File image: Pope Francis in Canada
Nathan Denette / The Canadian Press via AP
Pope Francis is greeted by George Arcand, grand chief of the Confederacy of Treaty Six First Nations, as he arrives Sunday in Edmonton, Alberta.

Pope Francis has apologized for the Catholic Church’s cooperation with Canada’s “catastrophic” policy of Indigenous residential schools.

The pontiff says the forced assimilation of Native peoples into Christian society destroyed their cultures, severed their families and marginalized generations in ways still being felt today.

Francis spoke Monday near the site of a former Indian Residential School, on lands of four Cree nations south of Edmonton, Alberta. He said he begged forgiveness “for the evil committed by so many Christians against the Indigenous peoples.”

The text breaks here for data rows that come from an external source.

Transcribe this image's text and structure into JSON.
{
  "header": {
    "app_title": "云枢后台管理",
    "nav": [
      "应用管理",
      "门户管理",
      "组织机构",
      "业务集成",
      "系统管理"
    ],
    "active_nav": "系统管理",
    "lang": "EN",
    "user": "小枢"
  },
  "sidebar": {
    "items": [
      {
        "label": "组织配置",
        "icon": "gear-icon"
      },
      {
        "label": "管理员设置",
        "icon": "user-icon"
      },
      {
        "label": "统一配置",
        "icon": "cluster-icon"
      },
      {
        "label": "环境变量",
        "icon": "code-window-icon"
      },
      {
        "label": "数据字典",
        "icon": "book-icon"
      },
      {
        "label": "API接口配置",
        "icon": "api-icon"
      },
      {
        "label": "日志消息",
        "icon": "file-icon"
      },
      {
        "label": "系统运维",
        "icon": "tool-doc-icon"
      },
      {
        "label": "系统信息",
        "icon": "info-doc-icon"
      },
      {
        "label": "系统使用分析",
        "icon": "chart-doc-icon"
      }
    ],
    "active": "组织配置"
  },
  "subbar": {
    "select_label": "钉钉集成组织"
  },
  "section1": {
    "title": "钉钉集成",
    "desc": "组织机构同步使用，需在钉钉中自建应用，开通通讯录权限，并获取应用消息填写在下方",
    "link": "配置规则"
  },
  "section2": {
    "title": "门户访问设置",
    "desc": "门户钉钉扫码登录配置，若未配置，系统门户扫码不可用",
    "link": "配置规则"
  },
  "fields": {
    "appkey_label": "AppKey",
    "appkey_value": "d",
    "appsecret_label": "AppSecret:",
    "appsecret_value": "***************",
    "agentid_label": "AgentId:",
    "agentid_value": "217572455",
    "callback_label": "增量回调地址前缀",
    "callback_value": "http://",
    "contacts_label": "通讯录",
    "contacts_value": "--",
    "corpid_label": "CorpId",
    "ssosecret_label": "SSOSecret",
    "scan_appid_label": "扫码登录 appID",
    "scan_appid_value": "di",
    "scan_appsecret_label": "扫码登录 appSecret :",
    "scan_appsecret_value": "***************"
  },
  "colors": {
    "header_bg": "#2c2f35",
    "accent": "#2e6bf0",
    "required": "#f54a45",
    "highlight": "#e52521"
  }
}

The long-awaited apology opens Francis’ week-long “penitential pilgrimage” to Canada, which is meant to help the church on its path of reconciliation with Indigenous peoples and help victims heal. One school survivor and First Nations leader told the AP the apology “meant a lot to a lot of people.” Another called it validation that the atrocities and violence really happened.